───── PROVIDED MATERIAL ─────

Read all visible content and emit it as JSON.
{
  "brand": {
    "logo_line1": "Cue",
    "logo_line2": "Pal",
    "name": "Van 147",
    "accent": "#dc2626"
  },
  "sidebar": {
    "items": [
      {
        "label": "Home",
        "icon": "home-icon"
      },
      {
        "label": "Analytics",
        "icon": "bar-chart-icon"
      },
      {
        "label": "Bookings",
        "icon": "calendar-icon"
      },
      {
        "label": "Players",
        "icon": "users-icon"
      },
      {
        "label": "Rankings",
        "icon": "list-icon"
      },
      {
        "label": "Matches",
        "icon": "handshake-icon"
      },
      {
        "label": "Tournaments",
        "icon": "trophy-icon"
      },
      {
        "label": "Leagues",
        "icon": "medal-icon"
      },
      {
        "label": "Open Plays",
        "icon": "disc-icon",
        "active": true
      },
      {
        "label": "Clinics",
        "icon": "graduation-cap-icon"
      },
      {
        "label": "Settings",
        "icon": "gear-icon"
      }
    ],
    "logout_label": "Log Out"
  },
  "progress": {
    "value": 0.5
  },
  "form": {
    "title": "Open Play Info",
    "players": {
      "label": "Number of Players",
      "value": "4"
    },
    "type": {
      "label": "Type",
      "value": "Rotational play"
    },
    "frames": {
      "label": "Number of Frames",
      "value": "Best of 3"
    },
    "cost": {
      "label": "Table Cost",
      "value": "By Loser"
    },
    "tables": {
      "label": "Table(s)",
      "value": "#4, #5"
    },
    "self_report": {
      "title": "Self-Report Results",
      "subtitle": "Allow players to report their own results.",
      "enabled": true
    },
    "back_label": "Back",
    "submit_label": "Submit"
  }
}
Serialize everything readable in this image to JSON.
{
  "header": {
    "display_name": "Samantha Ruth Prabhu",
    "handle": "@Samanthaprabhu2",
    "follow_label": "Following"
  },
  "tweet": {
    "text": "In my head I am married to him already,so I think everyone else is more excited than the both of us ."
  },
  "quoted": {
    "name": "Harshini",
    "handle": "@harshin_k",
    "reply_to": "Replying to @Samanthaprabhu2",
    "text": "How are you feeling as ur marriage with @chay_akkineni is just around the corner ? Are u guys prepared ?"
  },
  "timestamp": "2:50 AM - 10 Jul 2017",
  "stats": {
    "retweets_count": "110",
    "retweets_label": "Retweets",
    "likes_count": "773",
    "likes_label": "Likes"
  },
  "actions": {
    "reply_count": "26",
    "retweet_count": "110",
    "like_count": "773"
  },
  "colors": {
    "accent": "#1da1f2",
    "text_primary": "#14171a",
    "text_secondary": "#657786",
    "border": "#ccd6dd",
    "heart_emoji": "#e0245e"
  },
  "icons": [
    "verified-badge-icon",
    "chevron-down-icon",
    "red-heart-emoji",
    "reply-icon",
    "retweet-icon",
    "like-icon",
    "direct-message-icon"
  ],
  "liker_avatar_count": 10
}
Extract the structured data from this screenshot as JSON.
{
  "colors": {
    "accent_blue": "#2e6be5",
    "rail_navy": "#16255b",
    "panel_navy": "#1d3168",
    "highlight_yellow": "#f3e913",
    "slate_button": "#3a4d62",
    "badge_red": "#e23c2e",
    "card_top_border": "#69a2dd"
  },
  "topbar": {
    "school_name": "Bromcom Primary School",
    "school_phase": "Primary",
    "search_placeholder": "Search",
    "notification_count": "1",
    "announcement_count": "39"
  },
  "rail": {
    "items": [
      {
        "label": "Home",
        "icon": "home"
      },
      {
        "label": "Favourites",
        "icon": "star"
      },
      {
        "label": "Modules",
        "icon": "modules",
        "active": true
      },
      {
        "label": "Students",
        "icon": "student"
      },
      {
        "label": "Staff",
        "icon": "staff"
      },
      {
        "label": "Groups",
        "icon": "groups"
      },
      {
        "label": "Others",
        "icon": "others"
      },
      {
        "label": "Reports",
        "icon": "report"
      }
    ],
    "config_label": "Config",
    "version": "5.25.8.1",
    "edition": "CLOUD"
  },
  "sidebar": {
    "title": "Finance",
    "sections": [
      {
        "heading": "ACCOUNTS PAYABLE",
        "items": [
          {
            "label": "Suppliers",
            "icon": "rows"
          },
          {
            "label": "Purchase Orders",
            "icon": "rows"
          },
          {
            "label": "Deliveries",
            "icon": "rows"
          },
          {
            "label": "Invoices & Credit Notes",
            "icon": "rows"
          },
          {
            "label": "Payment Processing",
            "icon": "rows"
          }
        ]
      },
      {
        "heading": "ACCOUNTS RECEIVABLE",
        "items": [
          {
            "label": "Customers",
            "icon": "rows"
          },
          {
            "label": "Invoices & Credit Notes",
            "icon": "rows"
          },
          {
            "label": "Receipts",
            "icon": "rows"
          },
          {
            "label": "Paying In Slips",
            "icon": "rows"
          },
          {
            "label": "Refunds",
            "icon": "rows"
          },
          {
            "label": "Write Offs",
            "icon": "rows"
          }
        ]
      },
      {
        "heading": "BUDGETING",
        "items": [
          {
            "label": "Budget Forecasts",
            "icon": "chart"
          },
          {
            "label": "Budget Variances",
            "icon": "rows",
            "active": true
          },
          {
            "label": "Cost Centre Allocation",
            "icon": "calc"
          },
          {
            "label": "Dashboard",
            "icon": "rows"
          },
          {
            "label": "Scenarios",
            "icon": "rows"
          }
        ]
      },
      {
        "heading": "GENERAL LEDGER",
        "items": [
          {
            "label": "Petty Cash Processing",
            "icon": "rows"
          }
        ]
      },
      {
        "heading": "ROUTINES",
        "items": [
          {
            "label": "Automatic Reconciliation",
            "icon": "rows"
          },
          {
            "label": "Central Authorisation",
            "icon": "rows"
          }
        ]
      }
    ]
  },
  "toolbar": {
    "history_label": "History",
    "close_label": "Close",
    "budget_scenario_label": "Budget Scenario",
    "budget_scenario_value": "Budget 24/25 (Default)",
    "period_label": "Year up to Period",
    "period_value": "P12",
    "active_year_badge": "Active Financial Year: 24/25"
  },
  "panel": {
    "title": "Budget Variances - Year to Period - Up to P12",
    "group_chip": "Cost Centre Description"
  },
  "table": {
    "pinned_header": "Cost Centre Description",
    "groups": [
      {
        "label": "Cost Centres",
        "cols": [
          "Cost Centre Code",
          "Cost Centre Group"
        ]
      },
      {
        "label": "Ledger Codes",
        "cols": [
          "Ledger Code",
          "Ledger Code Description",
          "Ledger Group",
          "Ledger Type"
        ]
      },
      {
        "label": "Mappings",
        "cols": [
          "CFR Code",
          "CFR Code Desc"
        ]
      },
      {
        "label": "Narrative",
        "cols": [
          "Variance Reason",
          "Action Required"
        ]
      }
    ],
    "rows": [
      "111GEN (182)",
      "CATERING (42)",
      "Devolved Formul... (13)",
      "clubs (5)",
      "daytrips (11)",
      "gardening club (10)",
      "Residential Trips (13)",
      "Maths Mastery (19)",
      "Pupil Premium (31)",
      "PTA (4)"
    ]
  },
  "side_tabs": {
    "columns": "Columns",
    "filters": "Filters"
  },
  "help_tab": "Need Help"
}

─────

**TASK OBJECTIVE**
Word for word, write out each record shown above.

**ANSWER AREA**
Read all visible content and emit it as JSON.
{
  "brand": {
    "logo_line1": "Cue",
    "logo_line2": "Pal",
    "name": "Van 147",
    "accent": "#dc2626"
  },
  "sidebar": {
    "items": [
      {
        "label": "Home",
        "icon": "home-icon"
      },
      {
        "label": "Analytics",
        "icon": "bar-chart-icon"
      },
      {
        "label": "Bookings",
        "icon": "calendar-icon"
      },
      {
        "label": "Players",
        "icon": "users-icon"
      },
      {
        "label": "Rankings",
        "icon": "list-icon"
      },
      {
        "label": "Matches",
        "icon": "handshake-icon"
      },
      {
        "label": "Tournaments",
        "icon": "trophy-icon"
      },
      {
        "label": "Leagues",
        "icon": "medal-icon"
      },
      {
        "label": "Open Plays",
        "icon": "disc-icon",
        "active": true
      },
      {
        "label": "Clinics",
        "icon": "graduation-cap-icon"
      },
      {
        "label": "Settings",
        "icon": "gear-icon"
      }
    ],
    "logout_label": "Log Out"
  },
  "progress": {
    "value": 0.5
  },
  "form": {
    "title": "Open Play Info",
    "players": {
      "label": "Number of Players",
      "value": "4"
    },
    "type": {
      "label": "Type",
      "value": "Rotational play"
    },
    "frames": {
      "label": "Number of Frames",
      "value": "Best of 3"
    },
    "cost": {
      "label": "Table Cost",
      "value": "By Loser"
    },
    "tables": {
      "label": "Table(s)",
      "value": "#4, #5"
    },
    "self_report": {
      "title": "Self-Report Results",
      "subtitle": "Allow players to report their own results.",
      "enabled": true
    },
    "back_label": "Back",
    "submit_label": "Submit"
  }
}
Serialize everything readable in this image to JSON.
{
  "header": {
    "display_name": "Samantha Ruth Prabhu",
    "handle": "@Samanthaprabhu2",
    "follow_label": "Following"
  },
  "tweet": {
    "text": "In my head I am married to him already,so I think everyone else is more excited than the both of us ."
  },
  "quoted": {
    "name": "Harshini",
    "handle": "@harshin_k",
    "reply_to": "Replying to @Samanthaprabhu2",
    "text": "How are you feeling as ur marriage with @chay_akkineni is just around the corner ? Are u guys prepared ?"
  },
  "timestamp": "2:50 AM - 10 Jul 2017",
  "stats": {
    "retweets_count": "110",
    "retweets_label": "Retweets",
    "likes_count": "773",
    "likes_label": "Likes"
  },
  "actions": {
    "reply_count": "26",
    "retweet_count": "110",
    "like_count": "773"
  },
  "colors": {
    "accent": "#1da1f2",
    "text_primary": "#14171a",
    "text_secondary": "#657786",
    "border": "#ccd6dd",
    "heart_emoji": "#e0245e"
  },
  "icons": [
    "verified-badge-icon",
    "chevron-down-icon",
    "red-heart-emoji",
    "reply-icon",
    "retweet-icon",
    "like-icon",
    "direct-message-icon"
  ],
  "liker_avatar_count": 10
}
Extract the structured data from this screenshot as JSON.
{
  "colors": {
    "accent_blue": "#2e6be5",
    "rail_navy": "#16255b",
    "panel_navy": "#1d3168",
    "highlight_yellow": "#f3e913",
    "slate_button": "#3a4d62",
    "badge_red": "#e23c2e",
    "card_top_border": "#69a2dd"
  },
  "topbar": {
    "school_name": "Bromcom Primary School",
    "school_phase": "Primary",
    "search_placeholder": "Search",
    "notification_count": "1",
    "announcement_count": "39"
  },
  "rail": {
    "items": [
      {
        "label": "Home",
        "icon": "home"
      },
      {
        "label": "Favourites",
        "icon": "star"
      },
      {
        "label": "Modules",
        "icon": "modules",
        "active": true
      },
      {
        "label": "Students",
        "icon": "student"
      },
      {
        "label": "Staff",
        "icon": "staff"
      },
      {
        "label": "Groups",
        "icon": "groups"
      },
      {
        "label": "Others",
        "icon": "others"
      },
      {
        "label": "Reports",
        "icon": "report"
      }
    ],
    "config_label": "Config",
    "version": "5.25.8.1",
    "edition": "CLOUD"
  },
  "sidebar": {
    "title": "Finance",
    "sections": [
      {
        "heading": "ACCOUNTS PAYABLE",
        "items": [
          {
            "label": "Suppliers",
            "icon": "rows"
          },
          {
            "label": "Purchase Orders",
            "icon": "rows"
          },
          {
            "label": "Deliveries",
            "icon": "rows"
          },
          {
            "label": "Invoices & Credit Notes",
            "icon": "rows"
          },
          {
            "label": "Payment Processing",
            "icon": "rows"
          }
        ]
      },
      {
        "heading": "ACCOUNTS RECEIVABLE",
        "items": [
          {
            "label": "Customers",
            "icon": "rows"
          },
          {
            "label": "Invoices & Credit Notes",
            "icon": "rows"
          },
          {
            "label": "Receipts",
            "icon": "rows"
          },
          {
            "label": "Paying In Slips",
            "icon": "rows"
          },
          {
            "label": "Refunds",
            "icon": "rows"
          },
          {
            "label": "Write Offs",
            "icon": "rows"
          }
        ]
      },
      {
        "heading": "BUDGETING",
        "items": [
          {
            "label": "Budget Forecasts",
            "icon": "chart"
          },
          {
            "label": "Budget Variances",
            "icon": "rows",
            "active": true
          },
          {
            "label": "Cost Centre Allocation",
            "icon": "calc"
          },
          {
            "label": "Dashboard",
            "icon": "rows"
          },
          {
            "label": "Scenarios",
            "icon": "rows"
          }
        ]
      },
      {
        "heading": "GENERAL LEDGER",
        "items": [
          {
            "label": "Petty Cash Processing",
            "icon": "rows"
          }
        ]
      },
      {
        "heading": "ROUTINES",
        "items": [
          {
            "label": "Automatic Reconciliation",
            "icon": "rows"
          },
          {
            "label": "Central Authorisation",
            "icon": "rows"
          }
        ]
      }
    ]
  },
  "toolbar": {
    "history_label": "History",
    "close_label": "Close",
    "budget_scenario_label": "Budget Scenario",
    "budget_scenario_value": "Budget 24/25 (Default)",
    "period_label": "Year up to Period",
    "period_value": "P12",
    "active_year_badge": "Active Financial Year: 24/25"
  },
  "panel": {
    "title": "Budget Variances - Year to Period - Up to P12",
    "group_chip": "Cost Centre Description"
  },
  "table": {
    "pinned_header": "Cost Centre Description",
    "groups": [
      {
        "label": "Cost Centres",
        "cols": [
          "Cost Centre Code",
          "Cost Centre Group"
        ]
      },
      {
        "label": "Ledger Codes",
        "cols": [
          "Ledger Code",
          "Ledger Code Description",
          "Ledger Group",
          "Ledger Type"
        ]
      },
      {
        "label": "Mappings",
        "cols": [
          "CFR Code",
          "CFR Code Desc"
        ]
      },
      {
        "label": "Narrative",
        "cols": [
          "Variance Reason",
          "Action Required"
        ]
      }
    ],
    "rows": [
      "111GEN (182)",
      "CATERING (42)",
      "Devolved Formul... (13)",
      "clubs (5)",
      "daytrips (11)",
      "gardening club (10)",
      "Residential Trips (13)",
      "Maths Mastery (19)",
      "Pupil Premium (31)",
      "PTA (4)"
    ]
  },
  "side_tabs": {
    "columns": "Columns",
    "filters": "Filters"
  },
  "help_tab": "Need Help"
}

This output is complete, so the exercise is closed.